Farmworkers have been systemically denied the right to collectively bargain and organize throughout American history. The 1935 National Labor Relations Act (NLRA) excluded farmworkers from the right to collective bargaining. Although this was the progressive era for workers’ rights legislation, it was also the Jim Crow law era. Consequently, farmworkers’ legal exclusion from collective bargaining was likely approved by Congress because the profession had a majority African American workforce.

New York law on the matter is in conflict. In 1937, New York passed its State Employee Relations Act (SERA), which conformed to the NLRA’s exclusion of farmworkers. The New York Constitution, passed in 1938, states that there exists a right to organize and bargain collectively. Yet, New York has continued to deny farmworkers their right to associate and bargain with employers.

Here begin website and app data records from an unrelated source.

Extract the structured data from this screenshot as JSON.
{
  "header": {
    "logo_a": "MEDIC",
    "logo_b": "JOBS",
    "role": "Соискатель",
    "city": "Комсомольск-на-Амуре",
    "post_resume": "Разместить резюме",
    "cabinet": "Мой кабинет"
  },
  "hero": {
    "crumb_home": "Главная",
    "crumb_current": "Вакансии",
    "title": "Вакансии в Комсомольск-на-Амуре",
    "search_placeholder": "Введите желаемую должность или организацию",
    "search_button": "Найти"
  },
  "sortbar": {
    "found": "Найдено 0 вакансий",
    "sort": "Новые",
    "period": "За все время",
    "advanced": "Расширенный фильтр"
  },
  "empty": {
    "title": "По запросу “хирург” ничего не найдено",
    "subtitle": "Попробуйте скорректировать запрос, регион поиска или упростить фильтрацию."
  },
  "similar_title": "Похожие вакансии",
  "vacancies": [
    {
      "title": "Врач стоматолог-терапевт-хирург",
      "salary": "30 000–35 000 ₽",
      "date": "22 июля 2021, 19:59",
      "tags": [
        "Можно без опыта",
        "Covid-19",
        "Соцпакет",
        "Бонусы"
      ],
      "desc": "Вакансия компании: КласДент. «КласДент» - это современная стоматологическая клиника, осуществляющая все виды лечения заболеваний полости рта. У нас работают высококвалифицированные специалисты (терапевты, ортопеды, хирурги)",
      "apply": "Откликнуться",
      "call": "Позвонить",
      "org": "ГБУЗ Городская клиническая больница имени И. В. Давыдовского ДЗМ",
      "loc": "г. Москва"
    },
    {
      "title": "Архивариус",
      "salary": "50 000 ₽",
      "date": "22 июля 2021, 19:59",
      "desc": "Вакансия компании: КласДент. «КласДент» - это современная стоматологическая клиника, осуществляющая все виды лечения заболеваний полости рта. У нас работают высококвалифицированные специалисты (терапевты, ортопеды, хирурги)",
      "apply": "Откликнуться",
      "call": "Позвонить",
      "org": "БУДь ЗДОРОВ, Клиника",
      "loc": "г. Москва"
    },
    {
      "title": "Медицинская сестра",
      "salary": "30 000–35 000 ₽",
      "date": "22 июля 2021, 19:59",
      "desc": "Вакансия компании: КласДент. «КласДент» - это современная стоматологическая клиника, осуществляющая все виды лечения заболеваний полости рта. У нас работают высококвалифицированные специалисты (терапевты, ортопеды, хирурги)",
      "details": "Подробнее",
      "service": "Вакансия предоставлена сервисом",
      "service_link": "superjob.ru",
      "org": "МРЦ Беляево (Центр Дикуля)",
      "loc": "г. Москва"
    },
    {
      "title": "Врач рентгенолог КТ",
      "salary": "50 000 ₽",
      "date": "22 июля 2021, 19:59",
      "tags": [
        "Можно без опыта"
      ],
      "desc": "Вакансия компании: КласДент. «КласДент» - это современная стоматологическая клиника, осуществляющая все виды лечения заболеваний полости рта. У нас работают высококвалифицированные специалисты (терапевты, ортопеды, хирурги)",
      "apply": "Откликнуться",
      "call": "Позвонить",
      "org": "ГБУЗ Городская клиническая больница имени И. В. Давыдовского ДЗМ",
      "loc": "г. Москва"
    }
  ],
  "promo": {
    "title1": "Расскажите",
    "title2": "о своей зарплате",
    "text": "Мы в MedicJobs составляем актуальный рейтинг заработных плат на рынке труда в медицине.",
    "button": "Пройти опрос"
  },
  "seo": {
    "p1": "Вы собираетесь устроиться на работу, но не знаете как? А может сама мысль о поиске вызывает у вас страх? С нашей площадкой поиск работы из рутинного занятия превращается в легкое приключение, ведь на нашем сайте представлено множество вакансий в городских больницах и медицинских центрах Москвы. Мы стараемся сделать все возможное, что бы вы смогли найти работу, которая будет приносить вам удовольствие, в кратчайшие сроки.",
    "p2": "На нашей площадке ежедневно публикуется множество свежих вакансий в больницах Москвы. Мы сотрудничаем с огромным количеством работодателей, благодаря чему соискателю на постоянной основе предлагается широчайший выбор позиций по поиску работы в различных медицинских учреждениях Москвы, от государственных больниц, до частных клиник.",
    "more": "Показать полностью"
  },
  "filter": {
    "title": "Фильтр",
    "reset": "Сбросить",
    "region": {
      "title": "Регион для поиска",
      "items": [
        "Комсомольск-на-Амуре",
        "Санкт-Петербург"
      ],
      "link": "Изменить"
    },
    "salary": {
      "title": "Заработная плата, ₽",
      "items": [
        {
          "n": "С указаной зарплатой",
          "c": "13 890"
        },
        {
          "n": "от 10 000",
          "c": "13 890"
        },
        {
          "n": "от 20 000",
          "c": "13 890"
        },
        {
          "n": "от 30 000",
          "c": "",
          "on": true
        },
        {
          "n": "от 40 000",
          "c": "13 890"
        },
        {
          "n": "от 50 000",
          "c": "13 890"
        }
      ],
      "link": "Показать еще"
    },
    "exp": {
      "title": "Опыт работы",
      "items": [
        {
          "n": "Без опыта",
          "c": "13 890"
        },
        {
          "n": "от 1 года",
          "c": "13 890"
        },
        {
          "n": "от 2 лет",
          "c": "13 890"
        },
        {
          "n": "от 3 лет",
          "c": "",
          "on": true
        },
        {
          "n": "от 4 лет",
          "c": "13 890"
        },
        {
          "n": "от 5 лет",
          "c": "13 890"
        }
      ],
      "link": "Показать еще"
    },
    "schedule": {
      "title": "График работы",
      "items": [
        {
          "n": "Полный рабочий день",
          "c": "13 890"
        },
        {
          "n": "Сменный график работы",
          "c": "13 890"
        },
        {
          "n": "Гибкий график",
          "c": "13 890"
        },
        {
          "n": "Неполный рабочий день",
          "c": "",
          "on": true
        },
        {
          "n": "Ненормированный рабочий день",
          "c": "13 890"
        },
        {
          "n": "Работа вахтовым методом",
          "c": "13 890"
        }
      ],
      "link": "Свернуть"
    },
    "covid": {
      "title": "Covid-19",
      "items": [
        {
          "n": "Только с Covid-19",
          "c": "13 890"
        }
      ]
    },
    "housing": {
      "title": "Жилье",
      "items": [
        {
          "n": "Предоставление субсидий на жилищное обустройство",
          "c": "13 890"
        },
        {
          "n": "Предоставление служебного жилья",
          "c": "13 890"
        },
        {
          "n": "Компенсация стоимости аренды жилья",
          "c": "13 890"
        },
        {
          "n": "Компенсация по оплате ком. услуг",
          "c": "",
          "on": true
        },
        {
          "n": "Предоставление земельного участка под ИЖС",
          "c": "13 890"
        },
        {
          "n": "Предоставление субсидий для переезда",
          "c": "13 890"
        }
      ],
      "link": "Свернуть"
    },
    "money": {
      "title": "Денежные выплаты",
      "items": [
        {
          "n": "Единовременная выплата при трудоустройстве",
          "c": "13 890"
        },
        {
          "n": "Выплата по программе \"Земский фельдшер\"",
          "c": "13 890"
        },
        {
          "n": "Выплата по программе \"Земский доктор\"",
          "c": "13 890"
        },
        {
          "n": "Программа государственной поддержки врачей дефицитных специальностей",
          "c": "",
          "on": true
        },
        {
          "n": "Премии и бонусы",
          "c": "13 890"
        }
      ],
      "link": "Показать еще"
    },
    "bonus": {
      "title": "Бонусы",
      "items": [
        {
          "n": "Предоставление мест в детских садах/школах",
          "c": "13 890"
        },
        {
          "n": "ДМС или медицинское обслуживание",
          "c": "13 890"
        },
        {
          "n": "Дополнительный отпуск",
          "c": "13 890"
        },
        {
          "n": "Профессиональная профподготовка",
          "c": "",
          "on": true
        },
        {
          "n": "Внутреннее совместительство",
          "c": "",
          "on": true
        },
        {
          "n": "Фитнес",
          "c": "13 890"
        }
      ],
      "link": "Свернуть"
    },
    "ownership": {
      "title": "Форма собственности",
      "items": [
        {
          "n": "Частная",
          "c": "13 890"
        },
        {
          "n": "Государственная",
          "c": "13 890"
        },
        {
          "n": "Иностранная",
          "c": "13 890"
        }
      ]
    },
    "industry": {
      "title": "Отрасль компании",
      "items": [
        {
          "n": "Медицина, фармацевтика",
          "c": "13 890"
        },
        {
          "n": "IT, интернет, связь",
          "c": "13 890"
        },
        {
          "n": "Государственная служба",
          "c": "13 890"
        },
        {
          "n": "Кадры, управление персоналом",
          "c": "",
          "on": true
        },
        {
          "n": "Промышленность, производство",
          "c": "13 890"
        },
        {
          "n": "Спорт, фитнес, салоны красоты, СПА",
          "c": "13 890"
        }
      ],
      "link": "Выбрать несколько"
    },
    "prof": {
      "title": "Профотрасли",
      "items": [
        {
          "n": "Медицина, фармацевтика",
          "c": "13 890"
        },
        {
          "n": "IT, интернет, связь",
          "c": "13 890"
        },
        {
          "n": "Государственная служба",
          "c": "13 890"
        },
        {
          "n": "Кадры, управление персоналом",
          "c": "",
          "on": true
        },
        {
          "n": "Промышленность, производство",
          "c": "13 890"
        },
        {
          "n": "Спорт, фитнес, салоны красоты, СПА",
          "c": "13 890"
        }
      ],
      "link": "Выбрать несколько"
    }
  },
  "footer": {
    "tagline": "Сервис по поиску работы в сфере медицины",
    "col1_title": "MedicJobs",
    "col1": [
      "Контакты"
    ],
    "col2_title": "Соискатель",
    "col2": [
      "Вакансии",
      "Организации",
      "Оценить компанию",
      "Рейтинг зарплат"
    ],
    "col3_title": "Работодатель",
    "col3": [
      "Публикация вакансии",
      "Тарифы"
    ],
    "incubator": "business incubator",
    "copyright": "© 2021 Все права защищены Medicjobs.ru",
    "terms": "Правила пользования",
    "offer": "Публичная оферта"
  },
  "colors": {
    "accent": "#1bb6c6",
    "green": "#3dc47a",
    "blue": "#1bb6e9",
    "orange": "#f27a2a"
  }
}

Despite SERA clearly violating the plain language of New York’s Constitution and international criticism of the exclusion, the conflict has now become a matter for the court. Recently, Crispin Hernandez, a former worker at a New York dairy farm, and two workers advocacy groups brought a suit against the state of New York to address this injustice on the state level. Hernandez was fired from his job for attempting to organize the workers to address working conditions at his farm. Because of the farmworker exclusion in SERA, he had no available remedy for this harm.

Governor Cuomo and Attorney General Schneiderman declined to defend the suit, agreeing that there is a fundamental right to collectively bargain. Instead, the New York Farm Bureau is defending the case on behalf of New York.

The right to organize and collectively bargain is a fundamental right that has been recognized almost universally.   Hernandez’s suit should correct this injustice, and hopefully either the remaining U.S. states will follow, or Congress will make a change on the national level.